MicroStrategy Incorporated's employee growth, exchange listings and data sources
- Name: MicroStrategy Incorporated
- Ticker: MSTR
- Exchange: NasdaqGS
- Founded: 1989
- Industry: Application Software
- Sector: Software
- Implied Market Cap: US$2.165b
- Shares outstanding: 11.31m
- Website: https://www.microstrategy.com
Number of Employees
- MicroStrategy Incorporated
- 1850 Towers Crescent Plaza
- Tysons Corner
- United States
|Ticker||Exchange||Primary Security||Security Type||Country||Currency||Listed on|
|MSTR||NasdaqGS (Nasdaq Global Select)||Yes||Class A Common Stock||US||USD||Jun 1998|

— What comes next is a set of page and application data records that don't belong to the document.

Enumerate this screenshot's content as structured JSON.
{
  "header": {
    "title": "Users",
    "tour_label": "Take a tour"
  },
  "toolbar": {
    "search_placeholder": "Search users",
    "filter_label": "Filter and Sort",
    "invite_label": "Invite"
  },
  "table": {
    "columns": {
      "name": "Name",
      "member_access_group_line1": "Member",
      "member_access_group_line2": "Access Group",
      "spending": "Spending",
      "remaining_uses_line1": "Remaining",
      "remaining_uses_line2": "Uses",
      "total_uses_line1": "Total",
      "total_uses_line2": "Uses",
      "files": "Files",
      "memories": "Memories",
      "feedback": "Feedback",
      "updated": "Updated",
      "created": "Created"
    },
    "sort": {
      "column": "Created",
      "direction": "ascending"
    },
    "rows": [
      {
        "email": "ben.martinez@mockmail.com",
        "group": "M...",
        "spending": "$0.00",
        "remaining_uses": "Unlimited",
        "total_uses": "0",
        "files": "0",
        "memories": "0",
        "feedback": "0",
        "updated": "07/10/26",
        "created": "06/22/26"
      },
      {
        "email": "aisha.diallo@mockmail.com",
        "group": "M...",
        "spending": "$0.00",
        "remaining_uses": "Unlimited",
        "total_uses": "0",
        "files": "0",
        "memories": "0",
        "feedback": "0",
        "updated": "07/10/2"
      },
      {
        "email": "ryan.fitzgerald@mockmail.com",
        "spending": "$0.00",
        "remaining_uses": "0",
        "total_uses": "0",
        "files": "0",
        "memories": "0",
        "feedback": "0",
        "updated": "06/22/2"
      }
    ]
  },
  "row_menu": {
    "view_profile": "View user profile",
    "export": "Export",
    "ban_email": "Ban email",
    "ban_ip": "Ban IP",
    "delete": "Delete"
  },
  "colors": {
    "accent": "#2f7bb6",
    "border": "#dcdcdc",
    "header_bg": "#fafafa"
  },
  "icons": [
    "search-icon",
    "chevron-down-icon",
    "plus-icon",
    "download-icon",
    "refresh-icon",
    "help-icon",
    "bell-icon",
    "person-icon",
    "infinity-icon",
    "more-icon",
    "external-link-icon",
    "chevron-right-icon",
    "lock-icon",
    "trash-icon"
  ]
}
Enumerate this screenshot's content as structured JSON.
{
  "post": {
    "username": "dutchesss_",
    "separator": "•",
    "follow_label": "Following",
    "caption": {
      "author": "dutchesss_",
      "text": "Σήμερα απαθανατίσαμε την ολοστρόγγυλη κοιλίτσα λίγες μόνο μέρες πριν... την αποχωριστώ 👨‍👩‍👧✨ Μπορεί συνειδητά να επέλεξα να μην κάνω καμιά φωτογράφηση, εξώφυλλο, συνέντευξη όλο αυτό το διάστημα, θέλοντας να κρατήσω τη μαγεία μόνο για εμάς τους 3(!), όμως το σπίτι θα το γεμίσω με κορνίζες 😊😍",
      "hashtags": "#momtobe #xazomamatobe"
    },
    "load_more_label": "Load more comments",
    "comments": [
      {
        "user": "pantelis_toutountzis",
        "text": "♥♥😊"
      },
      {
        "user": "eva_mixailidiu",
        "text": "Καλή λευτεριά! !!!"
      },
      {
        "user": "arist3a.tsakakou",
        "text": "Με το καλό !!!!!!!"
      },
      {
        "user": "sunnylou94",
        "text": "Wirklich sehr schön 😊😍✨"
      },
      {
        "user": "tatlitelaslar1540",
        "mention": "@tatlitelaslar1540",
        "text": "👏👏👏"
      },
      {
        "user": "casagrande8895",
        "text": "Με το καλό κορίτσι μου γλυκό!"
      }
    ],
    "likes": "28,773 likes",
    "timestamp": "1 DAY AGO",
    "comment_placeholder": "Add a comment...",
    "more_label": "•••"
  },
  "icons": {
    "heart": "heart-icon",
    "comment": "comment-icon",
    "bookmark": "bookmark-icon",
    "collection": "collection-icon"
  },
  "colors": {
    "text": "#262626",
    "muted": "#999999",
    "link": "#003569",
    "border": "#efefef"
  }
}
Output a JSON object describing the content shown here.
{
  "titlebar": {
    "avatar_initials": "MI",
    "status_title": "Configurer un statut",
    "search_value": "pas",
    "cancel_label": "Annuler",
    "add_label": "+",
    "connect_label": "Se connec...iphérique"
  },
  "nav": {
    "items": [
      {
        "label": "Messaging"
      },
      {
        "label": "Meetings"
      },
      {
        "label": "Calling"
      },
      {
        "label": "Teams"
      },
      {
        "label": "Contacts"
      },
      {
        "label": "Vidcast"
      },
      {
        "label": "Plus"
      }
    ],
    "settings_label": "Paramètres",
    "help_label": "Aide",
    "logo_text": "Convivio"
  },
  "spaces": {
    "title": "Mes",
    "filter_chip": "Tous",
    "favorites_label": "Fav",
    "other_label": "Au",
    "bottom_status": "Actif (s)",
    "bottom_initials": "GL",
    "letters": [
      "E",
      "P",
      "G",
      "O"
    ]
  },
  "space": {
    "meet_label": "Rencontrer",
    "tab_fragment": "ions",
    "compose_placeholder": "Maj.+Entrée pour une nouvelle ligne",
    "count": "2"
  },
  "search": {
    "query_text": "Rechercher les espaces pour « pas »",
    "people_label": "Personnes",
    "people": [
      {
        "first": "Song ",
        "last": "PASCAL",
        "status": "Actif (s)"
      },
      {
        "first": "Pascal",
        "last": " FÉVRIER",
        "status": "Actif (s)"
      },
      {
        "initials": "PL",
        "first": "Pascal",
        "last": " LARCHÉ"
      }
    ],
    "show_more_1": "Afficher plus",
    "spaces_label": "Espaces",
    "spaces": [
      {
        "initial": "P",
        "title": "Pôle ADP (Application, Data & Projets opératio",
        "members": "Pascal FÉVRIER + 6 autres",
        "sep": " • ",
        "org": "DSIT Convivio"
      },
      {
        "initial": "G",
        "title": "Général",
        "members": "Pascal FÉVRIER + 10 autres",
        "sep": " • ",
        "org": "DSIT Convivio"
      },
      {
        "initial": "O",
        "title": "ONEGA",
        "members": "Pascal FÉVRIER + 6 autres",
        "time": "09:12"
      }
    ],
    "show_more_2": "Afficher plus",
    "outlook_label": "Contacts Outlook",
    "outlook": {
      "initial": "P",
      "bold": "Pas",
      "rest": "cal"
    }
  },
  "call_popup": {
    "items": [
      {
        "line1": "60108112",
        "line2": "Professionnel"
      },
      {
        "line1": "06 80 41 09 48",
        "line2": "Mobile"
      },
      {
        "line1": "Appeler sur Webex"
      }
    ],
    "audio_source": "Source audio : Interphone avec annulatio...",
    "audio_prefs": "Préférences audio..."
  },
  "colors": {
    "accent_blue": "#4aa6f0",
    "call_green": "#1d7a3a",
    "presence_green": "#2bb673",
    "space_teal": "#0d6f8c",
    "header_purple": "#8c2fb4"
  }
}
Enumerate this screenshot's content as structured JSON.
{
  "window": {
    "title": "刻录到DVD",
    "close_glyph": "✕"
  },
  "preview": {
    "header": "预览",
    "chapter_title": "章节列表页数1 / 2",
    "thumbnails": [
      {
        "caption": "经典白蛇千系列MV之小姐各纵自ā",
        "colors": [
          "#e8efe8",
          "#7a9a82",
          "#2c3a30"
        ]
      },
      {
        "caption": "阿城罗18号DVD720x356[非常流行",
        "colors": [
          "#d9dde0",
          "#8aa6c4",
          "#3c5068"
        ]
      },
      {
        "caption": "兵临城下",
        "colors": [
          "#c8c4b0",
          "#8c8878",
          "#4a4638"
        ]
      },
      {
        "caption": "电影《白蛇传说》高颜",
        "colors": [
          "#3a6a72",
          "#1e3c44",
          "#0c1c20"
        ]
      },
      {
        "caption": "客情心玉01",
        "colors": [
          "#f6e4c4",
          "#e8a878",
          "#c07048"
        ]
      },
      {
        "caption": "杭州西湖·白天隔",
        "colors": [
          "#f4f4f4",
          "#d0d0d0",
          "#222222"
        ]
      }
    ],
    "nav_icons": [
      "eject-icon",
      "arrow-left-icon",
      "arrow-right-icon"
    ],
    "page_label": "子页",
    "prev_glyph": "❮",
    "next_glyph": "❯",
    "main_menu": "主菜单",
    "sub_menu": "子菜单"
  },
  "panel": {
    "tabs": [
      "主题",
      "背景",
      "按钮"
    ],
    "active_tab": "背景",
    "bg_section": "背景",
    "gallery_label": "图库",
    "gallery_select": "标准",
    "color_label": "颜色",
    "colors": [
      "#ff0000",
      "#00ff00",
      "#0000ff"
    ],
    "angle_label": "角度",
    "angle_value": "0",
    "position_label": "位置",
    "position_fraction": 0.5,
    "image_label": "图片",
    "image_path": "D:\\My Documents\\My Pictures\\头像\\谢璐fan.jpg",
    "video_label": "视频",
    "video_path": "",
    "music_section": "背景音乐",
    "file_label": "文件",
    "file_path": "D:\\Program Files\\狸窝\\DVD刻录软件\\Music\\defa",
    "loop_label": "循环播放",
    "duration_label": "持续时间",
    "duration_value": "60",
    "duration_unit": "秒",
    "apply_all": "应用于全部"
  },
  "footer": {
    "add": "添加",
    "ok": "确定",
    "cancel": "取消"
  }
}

|MIGA||DB (Deutsche Boerse AG)||Yes||Class A Common Stock||DE||EUR||Jun 1998|
|MSTR *||BMV (Bolsa Mexicana de Valores)||Yes||Class A Common Stock||MX||MXN||Jun 1998|
|M2ST34||BOVESPA (Bolsa de Valores de Sao Paulo)||BDR EACH 6 REPR 1 COM||BR||BRL||Jan 2022|
|MSTRD||BASE (Buenos Aires Stock Exchange)||CEDEAR EACH 20 REP 1 COM||AR||USD||Jul 2022|
|MSTR||BASE (Buenos Aires Stock Exchange)||CEDEAR EACH 20 REP 1 COM||AR||ARS||Jul 2022|
Company Analysis and Financial Data Status
|Data||Last Updated (UTC time)|
|Company Analysis||2022/09/24 00:00|
|End of Day Share Price||2022/09/23 00:00|
Unless specified all financial data is based on a yearly period but updated quarterly. This is known as Trailing Twelve Month (TTM) or Last Twelve Month (LTM) Data. Learn more here.